We establish a classical analog of the Nambu-Goldstone theorem for spontaneous breaking of spacetime symmetries. It provides a counting rule for independent Nambu-Goldstone fields and states which of them are gapped. We demonstrate that only those symmetry group generators give rise to independent Nambu-Goldstone fields that act nontrivially on a vacuum at the origin of coordinates. Other generators give rise to auxiliary fields that must be excluded from a theory by the means of inverse Higgs constraints.
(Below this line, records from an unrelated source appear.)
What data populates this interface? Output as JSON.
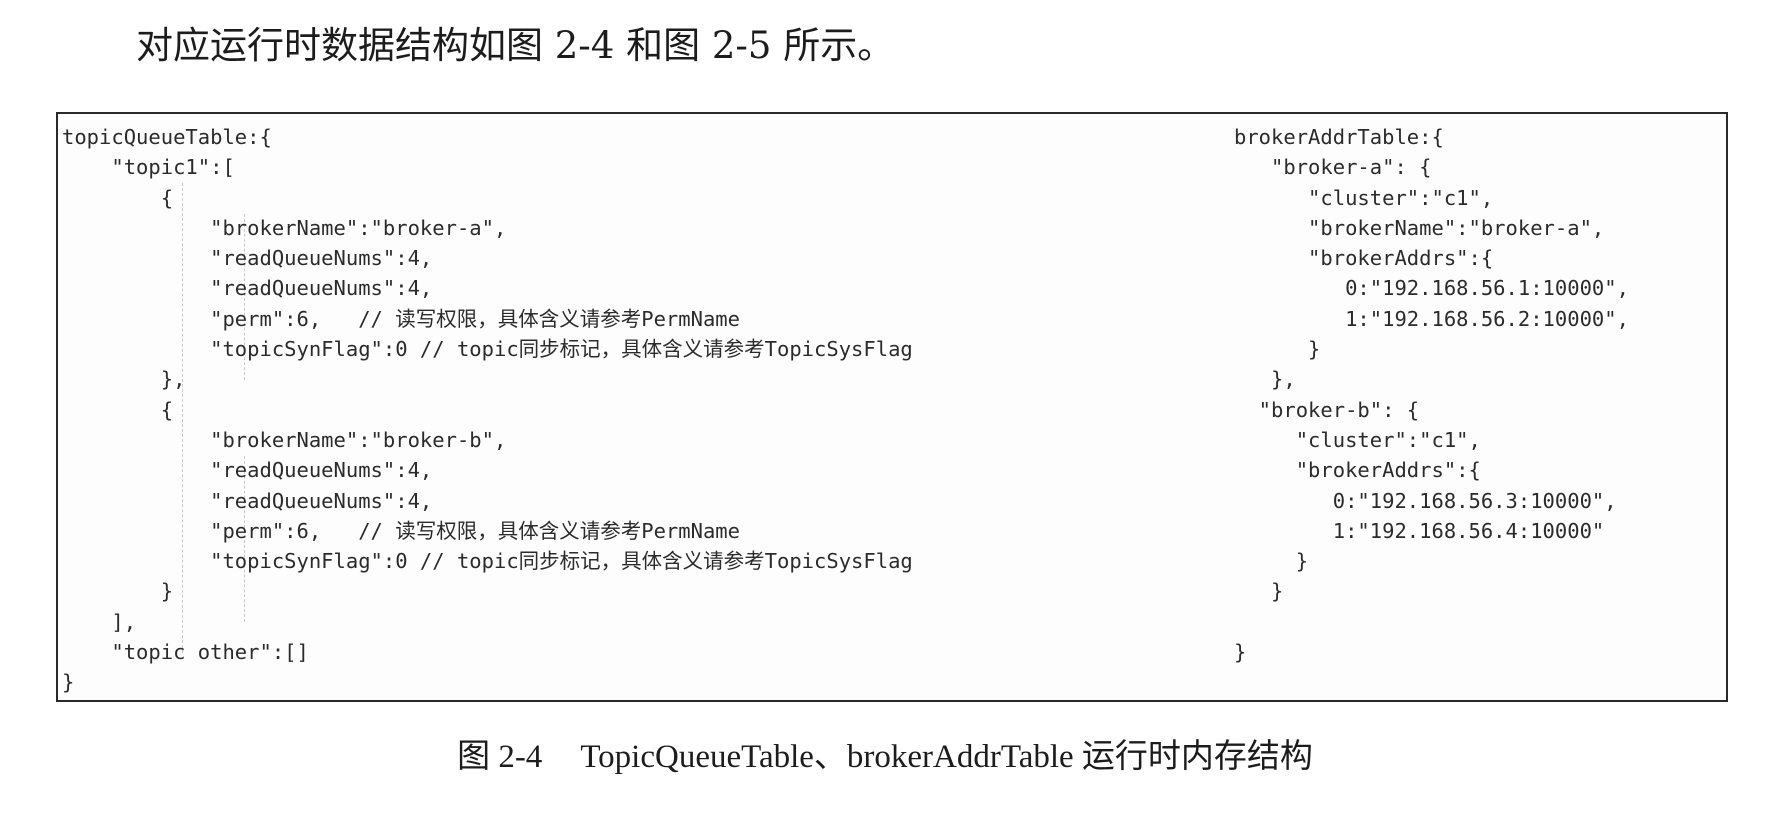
{
  "intro_text": "对应运行时数据结构如图 2-4 和图 2-5 所示。",
  "code_left": [
    "topicQueueTable:{",
    "    \"topic1\":[",
    "        {",
    "            \"brokerName\":\"broker-a\",",
    "            \"readQueueNums\":4,",
    "            \"readQueueNums\":4,",
    "            \"perm\":6,   // 读写权限，具体含义请参考PermName",
    "            \"topicSynFlag\":0 // topic同步标记，具体含义请参考TopicSysFlag",
    "        },",
    "        {",
    "            \"brokerName\":\"broker-b\",",
    "            \"readQueueNums\":4,",
    "            \"readQueueNums\":4,",
    "            \"perm\":6,   // 读写权限，具体含义请参考PermName",
    "            \"topicSynFlag\":0 // topic同步标记，具体含义请参考TopicSysFlag",
    "        }",
    "    ],",
    "    \"topic other\":[]",
    "}"
  ],
  "code_right": [
    "brokerAddrTable:{",
    "   \"broker-a\": {",
    "      \"cluster\":\"c1\",",
    "      \"brokerName\":\"broker-a\",",
    "      \"brokerAddrs\":{",
    "         0:\"192.168.56.1:10000\",",
    "         1:\"192.168.56.2:10000\",",
    "      }",
    "   },",
    "  \"broker-b\": {",
    "     \"cluster\":\"c1\",",
    "     \"brokerAddrs\":{",
    "        0:\"192.168.56.3:10000\",",
    "        1:\"192.168.56.4:10000\"",
    "     }",
    "   }",
    "",
    "}"
  ],
  "caption": {
    "figure_number": "图 2-4",
    "text": "TopicQueueTable、brokerAddrTable 运行时内存结构"
  }
}
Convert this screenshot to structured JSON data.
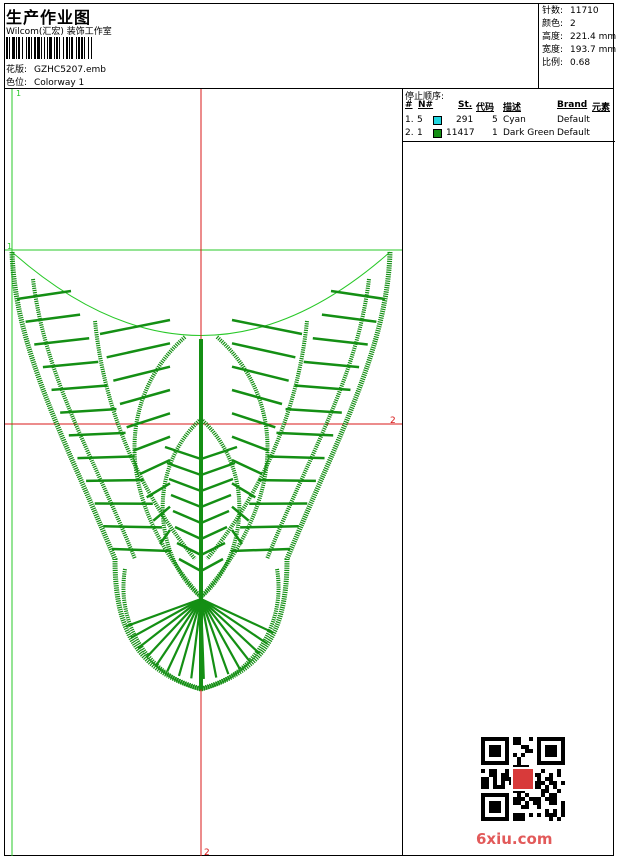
{
  "header": {
    "title": "生产作业图",
    "subtitle": "Wilcom(汇宏) 装饰工作室",
    "design_label": "花版:",
    "design_value": "GZHC5207.emb",
    "colorway_label": "色位:",
    "colorway_value": "Colorway 1"
  },
  "stats": [
    {
      "label": "针数:",
      "value": "11710"
    },
    {
      "label": "颜色:",
      "value": "2"
    },
    {
      "label": "高度:",
      "value": "221.4 mm"
    },
    {
      "label": "宽度:",
      "value": "193.7 mm"
    },
    {
      "label": "比例:",
      "value": "0.68"
    }
  ],
  "stop_sequence": {
    "title": "停止顺序:",
    "columns": [
      "#",
      "N#",
      "St.",
      "代码",
      "描述",
      "Brand",
      "元素"
    ],
    "rows": [
      {
        "index": "1.",
        "n": "5",
        "color": "#22d6e0",
        "stitches": "291",
        "code": "5",
        "description": "Cyan",
        "brand": "Default"
      },
      {
        "index": "2.",
        "n": "1",
        "color": "#148f14",
        "stitches": "11417",
        "code": "1",
        "description": "Dark Green",
        "brand": "Default"
      }
    ]
  },
  "canvas": {
    "marker_top": "1",
    "marker_left": "1",
    "marker_right": "2",
    "marker_bottom": "2",
    "axis_color": "#d81818",
    "guide_color": "#28c828",
    "stitch_color": "#148f14"
  },
  "watermark": "6xiu.com"
}
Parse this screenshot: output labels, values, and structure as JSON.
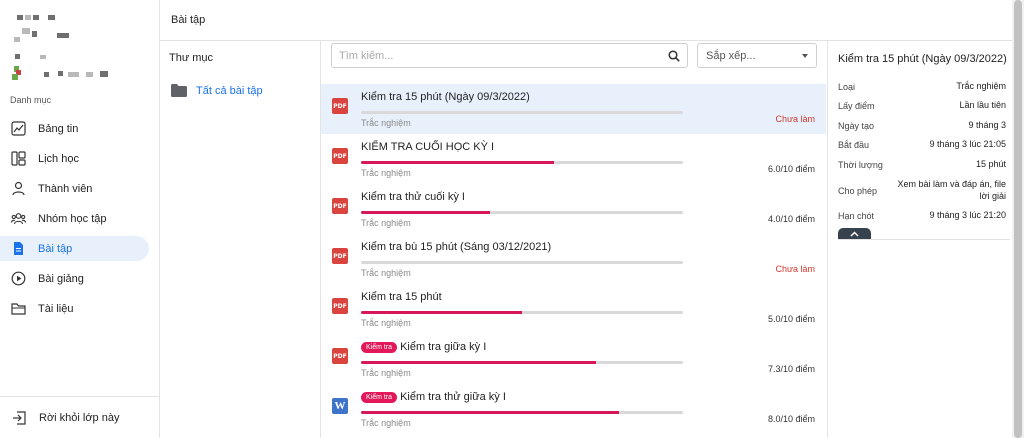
{
  "sidebar": {
    "category_label": "Danh mục",
    "items": [
      {
        "label": "Bảng tin",
        "icon": "trending-chart-icon",
        "active": false
      },
      {
        "label": "Lịch học",
        "icon": "schedule-grid-icon",
        "active": false
      },
      {
        "label": "Thành viên",
        "icon": "user-icon",
        "active": false
      },
      {
        "label": "Nhóm học tập",
        "icon": "group-icon",
        "active": false
      },
      {
        "label": "Bài tập",
        "icon": "document-icon",
        "active": true
      },
      {
        "label": "Bài giảng",
        "icon": "play-circle-icon",
        "active": false
      },
      {
        "label": "Tài liệu",
        "icon": "folder-icon",
        "active": false
      }
    ],
    "leave_label": "Rời khỏi lớp này"
  },
  "header": {
    "title": "Bài tập"
  },
  "folders": {
    "title": "Thư mục",
    "all_label": "Tất cả bài tập"
  },
  "toolbar": {
    "search_placeholder": "Tìm kiếm...",
    "sort_label": "Sắp xếp..."
  },
  "assignments": [
    {
      "title": "Kiểm tra 15 phút (Ngày 09/3/2022)",
      "badge": "",
      "type": "Trắc nghiệm",
      "status": "Chưa làm",
      "pending": true,
      "progress": 0,
      "file": "pdf",
      "selected": true
    },
    {
      "title": "KIỂM TRA CUỐI HỌC KỲ I",
      "badge": "",
      "type": "Trắc nghiệm",
      "status": "6.0/10 điểm",
      "pending": false,
      "progress": 0.6,
      "file": "pdf",
      "selected": false
    },
    {
      "title": "Kiểm tra thử cuối kỳ I",
      "badge": "",
      "type": "Trắc nghiệm",
      "status": "4.0/10 điểm",
      "pending": false,
      "progress": 0.4,
      "file": "pdf",
      "selected": false
    },
    {
      "title": "Kiểm tra bù 15 phút (Sáng 03/12/2021)",
      "badge": "",
      "type": "Trắc nghiệm",
      "status": "Chưa làm",
      "pending": true,
      "progress": 0,
      "file": "pdf",
      "selected": false
    },
    {
      "title": "Kiểm tra 15 phút",
      "badge": "",
      "type": "Trắc nghiệm",
      "status": "5.0/10 điểm",
      "pending": false,
      "progress": 0.5,
      "file": "pdf",
      "selected": false
    },
    {
      "title": "Kiểm tra giữa kỳ I",
      "badge": "Kiểm tra",
      "type": "Trắc nghiệm",
      "status": "7.3/10 điểm",
      "pending": false,
      "progress": 0.73,
      "file": "pdf",
      "selected": false
    },
    {
      "title": "Kiểm tra thử giữa kỳ I",
      "badge": "Kiểm tra",
      "type": "Trắc nghiệm",
      "status": "8.0/10 điểm",
      "pending": false,
      "progress": 0.8,
      "file": "word",
      "selected": false
    }
  ],
  "detail": {
    "title": "Kiểm tra 15 phút (Ngày 09/3/2022)",
    "rows": [
      {
        "key": "Loại",
        "value": "Trắc nghiệm"
      },
      {
        "key": "Lấy điểm",
        "value": "Lần lầu tiên"
      },
      {
        "key": "Ngày tạo",
        "value": "9 tháng 3"
      },
      {
        "key": "Bắt đầu",
        "value": "9 tháng 3 lúc 21:05"
      },
      {
        "key": "Thời lượng",
        "value": "15 phút"
      },
      {
        "key": "Cho phép",
        "value": "Xem bài làm và đáp án, file lời giải"
      },
      {
        "key": "Hạn chót",
        "value": "9 tháng 3 lúc 21:20"
      }
    ]
  },
  "colors": {
    "accent": "#1a73e8",
    "danger": "#d23a2e",
    "progress": "#d6185a",
    "badge": "#e2185b"
  }
}
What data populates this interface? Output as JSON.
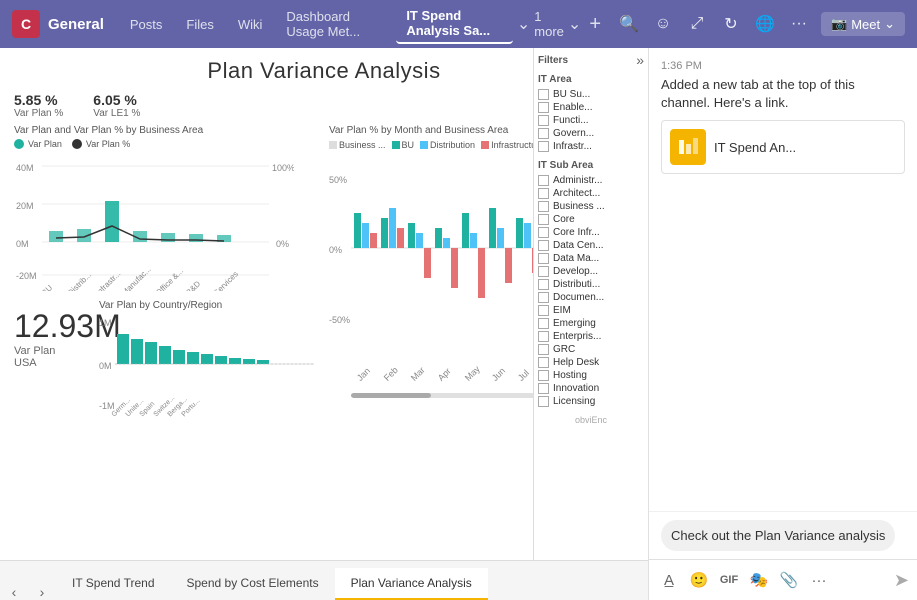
{
  "app": {
    "icon": "C",
    "team_name": "General",
    "nav_tabs": [
      {
        "label": "Posts",
        "active": false
      },
      {
        "label": "Files",
        "active": false
      },
      {
        "label": "Wiki",
        "active": false
      },
      {
        "label": "Dashboard Usage Met...",
        "active": false
      },
      {
        "label": "IT Spend Analysis Sa...",
        "active": true
      },
      {
        "label": "1 more",
        "active": false
      }
    ],
    "meet_label": "Meet"
  },
  "report": {
    "title": "Plan Variance Analysis",
    "metrics": [
      {
        "value": "5.85 %",
        "label": "Var Plan %"
      },
      {
        "value": "6.05 %",
        "label": "Var LE1 %"
      }
    ],
    "var_plan_chart_label": "Var Plan and Var Plan % by Business Area",
    "bar_chart_label": "Var Plan % by Month and Business Area",
    "country_chart_label": "Var Plan by Country/Region",
    "big_number": "12.93M",
    "big_number_label": "Var Plan",
    "big_number_sublabel": "USA",
    "legend": [
      "Business ...",
      "BU",
      "Distribution",
      "Infrastructure"
    ],
    "filters_title": "Filters",
    "filter_sections": [
      {
        "title": "IT Area",
        "items": [
          "BU Su...",
          "Enable...",
          "Functi...",
          "Govern...",
          "Infrastr..."
        ]
      },
      {
        "title": "IT Sub Area",
        "items": [
          "Administr...",
          "Architect...",
          "Business ...",
          "Core",
          "Core Infr...",
          "Data Cen...",
          "Data Ma...",
          "Develop...",
          "Distributi...",
          "Documen...",
          "EIM",
          "Emerging",
          "Enterpris...",
          "GRC",
          "Help Desk",
          "Hosting",
          "Innovation",
          "Licensing"
        ]
      }
    ]
  },
  "bottom_tabs": [
    {
      "label": "IT Spend Trend",
      "active": false
    },
    {
      "label": "Spend by Cost Elements",
      "active": false
    },
    {
      "label": "Plan Variance Analysis",
      "active": true
    }
  ],
  "chat": {
    "time": "1:36 PM",
    "message": "Added a new tab at the top of this channel. Here's a link.",
    "card_title": "IT Spend An...",
    "bottom_message": "Check out the Plan Variance analysis",
    "toolbar_icons": [
      "format",
      "emoji",
      "gif",
      "sticker",
      "attach",
      "more"
    ],
    "send_icon": "send"
  }
}
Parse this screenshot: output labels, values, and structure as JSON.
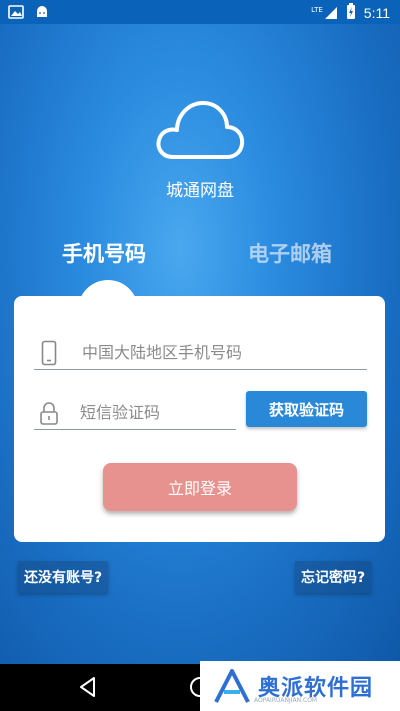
{
  "status_bar": {
    "time": "5:11",
    "network_label": "LTE"
  },
  "app": {
    "name": "城通网盘"
  },
  "tabs": [
    {
      "label": "手机号码",
      "active": true
    },
    {
      "label": "电子邮箱",
      "active": false
    }
  ],
  "form": {
    "phone_placeholder": "中国大陆地区手机号码",
    "code_placeholder": "短信验证码",
    "get_code_label": "获取验证码",
    "login_label": "立即登录"
  },
  "links": {
    "register": "还没有账号?",
    "forgot": "忘记密码?"
  },
  "watermark": {
    "text": "奥派软件园",
    "subtext": "AOPAIRUANJIAN.COM"
  },
  "colors": {
    "primary_blue": "#2a88d9",
    "login_button": "#e7928f",
    "background": "#1a6fc4"
  }
}
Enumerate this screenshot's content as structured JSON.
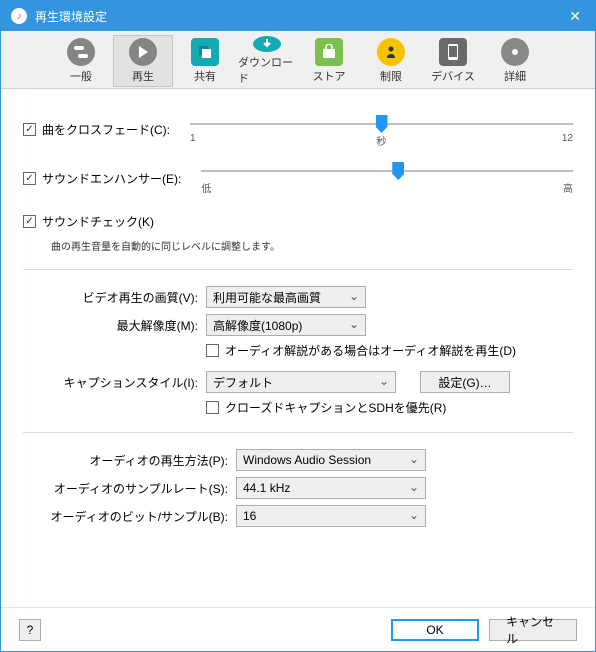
{
  "window": {
    "title": "再生環境設定"
  },
  "toolbar": {
    "items": [
      {
        "label": "一般"
      },
      {
        "label": "再生"
      },
      {
        "label": "共有"
      },
      {
        "label": "ダウンロード"
      },
      {
        "label": "ストア"
      },
      {
        "label": "制限"
      },
      {
        "label": "デバイス"
      },
      {
        "label": "詳細"
      }
    ]
  },
  "crossfade": {
    "label": "曲をクロスフェード(C):",
    "checked": true,
    "min": "1",
    "mid": "秒",
    "max": "12",
    "value": 50
  },
  "enhancer": {
    "label": "サウンドエンハンサー(E):",
    "checked": true,
    "min": "低",
    "max": "高",
    "value": 53
  },
  "soundcheck": {
    "label": "サウンドチェック(K)",
    "checked": true,
    "note": "曲の再生音量を自動的に同じレベルに調整します。"
  },
  "video": {
    "quality_label": "ビデオ再生の画質(V):",
    "quality_value": "利用可能な最高画質",
    "maxres_label": "最大解像度(M):",
    "maxres_value": "高解像度(1080p)",
    "audio_desc_label": "オーディオ解説がある場合はオーディオ解説を再生(D)",
    "caption_style_label": "キャプションスタイル(I):",
    "caption_style_value": "デフォルト",
    "caption_settings_btn": "設定(G)…",
    "closed_caption_label": "クローズドキャプションとSDHを優先(R)"
  },
  "audio": {
    "method_label": "オーディオの再生方法(P):",
    "method_value": "Windows Audio Session",
    "samplerate_label": "オーディオのサンプルレート(S):",
    "samplerate_value": "44.1 kHz",
    "bits_label": "オーディオのビット/サンプル(B):",
    "bits_value": "16"
  },
  "footer": {
    "help": "?",
    "ok": "OK",
    "cancel": "キャンセル"
  }
}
The physical meaning of the inverse Higgs phenomenon and an application of our results to theories of massive gravity are discussed.

Leonardo Brizi, Claudio Scrucca

We reconsider the general question of how to characterize most efficiently the low-energy effective theory obtained by integrating out heavy modes in globally and locally supersymmetric theories. We consider theories with chiral and vector multiplets and identify the conditions under which all approximately supersymmetric low-energy effective theory can exist. These conditions translate into the requirements that all the derivatives, fermions and auxiliary fields should be small in units of the heavy mass scale. They apply not only to the matter sector, but also to the gravitational one if present, and imply in that case that the gravitino mass should he small. We then show how to determine the unique exactly supersymmetric theory that approximates this effective theory at the lowest order in the counting of derivatives, fermions and auxiliary fields, by working both at the superfield level and with component fields. As a result we give a simple prescription tor integrating out heavy superfields in an algebraic and manifestly supersymmetric way, which turns out to hold in the same form both for globally and locally supersymmetric theories. meaning that the process of integrating out heavy modes commutes with the process of switching on gravity. More precisely, for heavy chiral and vector multiplets one has to impose respectively stationarity of the superpotential and the Kahler potential. (C) 2009 Elsevier B.V. All rights reserved.

2009